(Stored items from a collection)
◆ ◆ ◆ ◆

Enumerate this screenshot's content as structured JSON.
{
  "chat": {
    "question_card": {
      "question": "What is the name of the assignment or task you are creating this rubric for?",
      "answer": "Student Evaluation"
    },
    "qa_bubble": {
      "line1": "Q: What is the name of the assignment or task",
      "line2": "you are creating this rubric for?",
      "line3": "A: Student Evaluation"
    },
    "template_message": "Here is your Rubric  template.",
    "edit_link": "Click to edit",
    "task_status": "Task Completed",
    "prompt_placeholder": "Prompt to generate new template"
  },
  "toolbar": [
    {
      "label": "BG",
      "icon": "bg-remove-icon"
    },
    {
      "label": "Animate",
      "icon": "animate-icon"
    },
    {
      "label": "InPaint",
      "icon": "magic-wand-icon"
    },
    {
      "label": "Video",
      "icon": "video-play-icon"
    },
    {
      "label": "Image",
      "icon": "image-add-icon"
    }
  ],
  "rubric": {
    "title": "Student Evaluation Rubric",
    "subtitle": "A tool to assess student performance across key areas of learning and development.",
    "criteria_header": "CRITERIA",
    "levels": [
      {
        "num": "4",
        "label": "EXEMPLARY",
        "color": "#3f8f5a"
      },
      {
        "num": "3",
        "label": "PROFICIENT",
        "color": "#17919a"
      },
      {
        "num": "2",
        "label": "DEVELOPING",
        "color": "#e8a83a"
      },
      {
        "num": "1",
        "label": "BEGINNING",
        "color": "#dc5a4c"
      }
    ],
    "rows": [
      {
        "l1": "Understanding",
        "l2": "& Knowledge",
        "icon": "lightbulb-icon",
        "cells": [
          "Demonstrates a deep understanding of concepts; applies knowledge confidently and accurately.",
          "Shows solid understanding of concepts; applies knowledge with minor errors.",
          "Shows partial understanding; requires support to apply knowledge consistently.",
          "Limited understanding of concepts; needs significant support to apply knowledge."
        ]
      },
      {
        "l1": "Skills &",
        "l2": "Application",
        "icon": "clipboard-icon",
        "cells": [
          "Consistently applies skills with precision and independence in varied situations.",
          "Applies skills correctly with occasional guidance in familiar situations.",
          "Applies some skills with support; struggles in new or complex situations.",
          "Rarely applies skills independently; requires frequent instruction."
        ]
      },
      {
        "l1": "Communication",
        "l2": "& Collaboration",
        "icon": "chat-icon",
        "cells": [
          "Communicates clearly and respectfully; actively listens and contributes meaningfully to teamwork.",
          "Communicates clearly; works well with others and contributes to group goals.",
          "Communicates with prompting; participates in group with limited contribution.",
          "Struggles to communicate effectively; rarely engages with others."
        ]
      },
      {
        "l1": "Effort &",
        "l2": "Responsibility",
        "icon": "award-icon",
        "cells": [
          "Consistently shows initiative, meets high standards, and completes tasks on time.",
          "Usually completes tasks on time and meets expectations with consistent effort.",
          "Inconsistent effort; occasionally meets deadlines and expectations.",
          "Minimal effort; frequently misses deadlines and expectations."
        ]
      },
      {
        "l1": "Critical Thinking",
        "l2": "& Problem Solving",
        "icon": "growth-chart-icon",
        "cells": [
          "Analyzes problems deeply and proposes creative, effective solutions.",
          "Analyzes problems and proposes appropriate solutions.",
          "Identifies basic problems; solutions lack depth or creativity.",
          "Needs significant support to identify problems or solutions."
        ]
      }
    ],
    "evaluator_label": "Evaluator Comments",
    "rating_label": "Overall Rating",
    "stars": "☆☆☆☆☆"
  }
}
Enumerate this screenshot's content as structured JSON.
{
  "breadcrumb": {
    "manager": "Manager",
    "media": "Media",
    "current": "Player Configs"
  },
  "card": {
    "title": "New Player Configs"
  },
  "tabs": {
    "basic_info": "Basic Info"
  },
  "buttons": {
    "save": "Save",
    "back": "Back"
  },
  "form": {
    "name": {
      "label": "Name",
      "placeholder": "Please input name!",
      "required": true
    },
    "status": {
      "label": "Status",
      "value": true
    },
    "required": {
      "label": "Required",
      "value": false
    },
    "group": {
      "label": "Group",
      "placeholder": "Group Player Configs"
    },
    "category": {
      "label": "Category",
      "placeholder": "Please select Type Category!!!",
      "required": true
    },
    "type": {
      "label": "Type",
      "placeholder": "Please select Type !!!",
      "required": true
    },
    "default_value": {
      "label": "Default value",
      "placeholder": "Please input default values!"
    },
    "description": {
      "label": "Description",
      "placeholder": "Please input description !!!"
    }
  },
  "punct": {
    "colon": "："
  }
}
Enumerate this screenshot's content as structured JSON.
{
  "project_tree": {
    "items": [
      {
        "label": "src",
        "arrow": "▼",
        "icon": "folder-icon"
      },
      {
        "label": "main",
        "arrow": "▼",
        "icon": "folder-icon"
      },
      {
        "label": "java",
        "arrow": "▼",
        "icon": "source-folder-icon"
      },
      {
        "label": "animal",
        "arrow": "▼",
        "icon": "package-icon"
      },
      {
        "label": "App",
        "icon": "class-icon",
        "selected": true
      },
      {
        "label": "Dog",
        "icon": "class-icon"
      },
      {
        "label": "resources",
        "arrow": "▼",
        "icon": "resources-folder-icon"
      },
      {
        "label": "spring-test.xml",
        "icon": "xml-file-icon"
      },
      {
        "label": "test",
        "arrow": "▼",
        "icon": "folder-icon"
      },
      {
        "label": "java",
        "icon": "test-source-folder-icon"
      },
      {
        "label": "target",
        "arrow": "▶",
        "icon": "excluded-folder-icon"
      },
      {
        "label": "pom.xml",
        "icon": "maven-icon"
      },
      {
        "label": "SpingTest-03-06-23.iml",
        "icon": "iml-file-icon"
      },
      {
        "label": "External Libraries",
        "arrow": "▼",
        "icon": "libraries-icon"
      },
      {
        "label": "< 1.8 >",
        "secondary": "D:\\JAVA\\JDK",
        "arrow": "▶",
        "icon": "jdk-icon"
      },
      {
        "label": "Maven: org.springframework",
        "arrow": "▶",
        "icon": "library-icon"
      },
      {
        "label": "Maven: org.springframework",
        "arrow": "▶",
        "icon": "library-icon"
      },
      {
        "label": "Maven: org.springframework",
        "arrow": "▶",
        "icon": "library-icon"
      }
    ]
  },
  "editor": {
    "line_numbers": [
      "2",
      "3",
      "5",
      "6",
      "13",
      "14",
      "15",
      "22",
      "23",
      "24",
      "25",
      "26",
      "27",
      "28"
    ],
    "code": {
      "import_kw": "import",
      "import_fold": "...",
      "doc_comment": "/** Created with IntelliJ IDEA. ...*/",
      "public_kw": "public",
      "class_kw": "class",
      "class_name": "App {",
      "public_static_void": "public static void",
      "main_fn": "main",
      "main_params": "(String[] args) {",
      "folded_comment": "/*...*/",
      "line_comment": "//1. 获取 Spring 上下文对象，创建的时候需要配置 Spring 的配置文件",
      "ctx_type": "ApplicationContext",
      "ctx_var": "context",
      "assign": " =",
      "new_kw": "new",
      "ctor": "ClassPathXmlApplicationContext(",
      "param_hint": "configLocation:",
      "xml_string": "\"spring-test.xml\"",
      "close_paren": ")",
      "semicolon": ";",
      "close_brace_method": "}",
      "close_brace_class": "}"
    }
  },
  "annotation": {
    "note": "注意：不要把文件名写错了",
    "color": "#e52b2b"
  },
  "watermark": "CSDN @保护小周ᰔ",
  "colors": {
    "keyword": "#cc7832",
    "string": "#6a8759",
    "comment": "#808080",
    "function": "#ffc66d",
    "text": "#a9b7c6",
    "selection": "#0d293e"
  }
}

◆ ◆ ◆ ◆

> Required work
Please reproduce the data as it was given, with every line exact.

> Response
Enumerate this screenshot's content as structured JSON.
{
  "chat": {
    "question_card": {
      "question": "What is the name of the assignment or task you are creating this rubric for?",
      "answer": "Student Evaluation"
    },
    "qa_bubble": {
      "line1": "Q: What is the name of the assignment or task",
      "line2": "you are creating this rubric for?",
      "line3": "A: Student Evaluation"
    },
    "template_message": "Here is your Rubric  template.",
    "edit_link": "Click to edit",
    "task_status": "Task Completed",
    "prompt_placeholder": "Prompt to generate new template"
  },
  "toolbar": [
    {
      "label": "BG",
      "icon": "bg-remove-icon"
    },
    {
      "label": "Animate",
      "icon": "animate-icon"
    },
    {
      "label": "InPaint",
      "icon": "magic-wand-icon"
    },
    {
      "label": "Video",
      "icon": "video-play-icon"
    },
    {
      "label": "Image",
      "icon": "image-add-icon"
    }
  ],
  "rubric": {
    "title": "Student Evaluation Rubric",
    "subtitle": "A tool to assess student performance across key areas of learning and development.",
    "criteria_header": "CRITERIA",
    "levels": [
      {
        "num": "4",
        "label": "EXEMPLARY",
        "color": "#3f8f5a"
      },
      {
        "num": "3",
        "label": "PROFICIENT",
        "color": "#17919a"
      },
      {
        "num": "2",
        "label": "DEVELOPING",
        "color": "#e8a83a"
      },
      {
        "num": "1",
        "label": "BEGINNING",
        "color": "#dc5a4c"
      }
    ],
    "rows": [
      {
        "l1": "Understanding",
        "l2": "& Knowledge",
        "icon": "lightbulb-icon",
        "cells": [
          "Demonstrates a deep understanding of concepts; applies knowledge confidently and accurately.",
          "Shows solid understanding of concepts; applies knowledge with minor errors.",
          "Shows partial understanding; requires support to apply knowledge consistently.",
          "Limited understanding of concepts; needs significant support to apply knowledge."
        ]
      },
      {
        "l1": "Skills &",
        "l2": "Application",
        "icon": "clipboard-icon",
        "cells": [
          "Consistently applies skills with precision and independence in varied situations.",
          "Applies skills correctly with occasional guidance in familiar situations.",
          "Applies some skills with support; struggles in new or complex situations.",
          "Rarely applies skills independently; requires frequent instruction."
        ]
      },
      {
        "l1": "Communication",
        "l2": "& Collaboration",
        "icon": "chat-icon",
        "cells": [
          "Communicates clearly and respectfully; actively listens and contributes meaningfully to teamwork.",
          "Communicates clearly; works well with others and contributes to group goals.",
          "Communicates with prompting; participates in group with limited contribution.",
          "Struggles to communicate effectively; rarely engages with others."
        ]
      },
      {
        "l1": "Effort &",
        "l2": "Responsibility",
        "icon": "award-icon",
        "cells": [
          "Consistently shows initiative, meets high standards, and completes tasks on time.",
          "Usually completes tasks on time and meets expectations with consistent effort.",
          "Inconsistent effort; occasionally meets deadlines and expectations.",
          "Minimal effort; frequently misses deadlines and expectations."
        ]
      },
      {
        "l1": "Critical Thinking",
        "l2": "& Problem Solving",
        "icon": "growth-chart-icon",
        "cells": [
          "Analyzes problems deeply and proposes creative, effective solutions.",
          "Analyzes problems and proposes appropriate solutions.",
          "Identifies basic problems; solutions lack depth or creativity.",
          "Needs significant support to identify problems or solutions."
        ]
      }
    ],
    "evaluator_label": "Evaluator Comments",
    "rating_label": "Overall Rating",
    "stars": "☆☆☆☆☆"
  }
}
Enumerate this screenshot's content as structured JSON.
{
  "breadcrumb": {
    "manager": "Manager",
    "media": "Media",
    "current": "Player Configs"
  },
  "card": {
    "title": "New Player Configs"
  },
  "tabs": {
    "basic_info": "Basic Info"
  },
  "buttons": {
    "save": "Save",
    "back": "Back"
  },
  "form": {
    "name": {
      "label": "Name",
      "placeholder": "Please input name!",
      "required": true
    },
    "status": {
      "label": "Status",
      "value": true
    },
    "required": {
      "label": "Required",
      "value": false
    },
    "group": {
      "label": "Group",
      "placeholder": "Group Player Configs"
    },
    "category": {
      "label": "Category",
      "placeholder": "Please select Type Category!!!",
      "required": true
    },
    "type": {
      "label": "Type",
      "placeholder": "Please select Type !!!",
      "required": true
    },
    "default_value": {
      "label": "Default value",
      "placeholder": "Please input default values!"
    },
    "description": {
      "label": "Description",
      "placeholder": "Please input description !!!"
    }
  },
  "punct": {
    "colon": "："
  }
}
Enumerate this screenshot's content as structured JSON.
{
  "project_tree": {
    "items": [
      {
        "label": "src",
        "arrow": "▼",
        "icon": "folder-icon"
      },
      {
        "label": "main",
        "arrow": "▼",
        "icon": "folder-icon"
      },
      {
        "label": "java",
        "arrow": "▼",
        "icon": "source-folder-icon"
      },
      {
        "label": "animal",
        "arrow": "▼",
        "icon": "package-icon"
      },
      {
        "label": "App",
        "icon": "class-icon",
        "selected": true
      },
      {
        "label": "Dog",
        "icon": "class-icon"
      },
      {
        "label": "resources",
        "arrow": "▼",
        "icon": "resources-folder-icon"
      },
      {
        "label": "spring-test.xml",
        "icon": "xml-file-icon"
      },
      {
        "label": "test",
        "arrow": "▼",
        "icon": "folder-icon"
      },
      {
        "label": "java",
        "icon": "test-source-folder-icon"
      },
      {
        "label": "target",
        "arrow": "▶",
        "icon": "excluded-folder-icon"
      },
      {
        "label": "pom.xml",
        "icon": "maven-icon"
      },
      {
        "label": "SpingTest-03-06-23.iml",
        "icon": "iml-file-icon"
      },
      {
        "label": "External Libraries",
        "arrow": "▼",
        "icon": "libraries-icon"
      },
      {
        "label": "< 1.8 >",
        "secondary": "D:\\JAVA\\JDK",
        "arrow": "▶",
        "icon": "jdk-icon"
      },
      {
        "label": "Maven: org.springframework",
        "arrow": "▶",
        "icon": "library-icon"
      },
      {
        "label": "Maven: org.springframework",
        "arrow": "▶",
        "icon": "library-icon"
      },
      {
        "label": "Maven: org.springframework",
        "arrow": "▶",
        "icon": "library-icon"
      }
    ]
  },
  "editor": {
    "line_numbers": [
      "2",
      "3",
      "5",
      "6",
      "13",
      "14",
      "15",
      "22",
      "23",
      "24",
      "25",
      "26",
      "27",
      "28"
    ],
    "code": {
      "import_kw": "import",
      "import_fold": "...",
      "doc_comment": "/** Created with IntelliJ IDEA. ...*/",
      "public_kw": "public",
      "class_kw": "class",
      "class_name": "App {",
      "public_static_void": "public static void",
      "main_fn": "main",
      "main_params": "(String[] args) {",
      "folded_comment": "/*...*/",
      "line_comment": "//1. 获取 Spring 上下文对象，创建的时候需要配置 Spring 的配置文件",
      "ctx_type": "ApplicationContext",
      "ctx_var": "context",
      "assign": " =",
      "new_kw": "new",
      "ctor": "ClassPathXmlApplicationContext(",
      "param_hint": "configLocation:",
      "xml_string": "\"spring-test.xml\"",
      "close_paren": ")",
      "semicolon": ";",
      "close_brace_method": "}",
      "close_brace_class": "}"
    }
  },
  "annotation": {
    "note": "注意：不要把文件名写错了",
    "color": "#e52b2b"
  },
  "watermark": "CSDN @保护小周ᰔ",
  "colors": {
    "keyword": "#cc7832",
    "string": "#6a8759",
    "comment": "#808080",
    "function": "#ffc66d",
    "text": "#a9b7c6",
    "selection": "#0d293e"
  }
}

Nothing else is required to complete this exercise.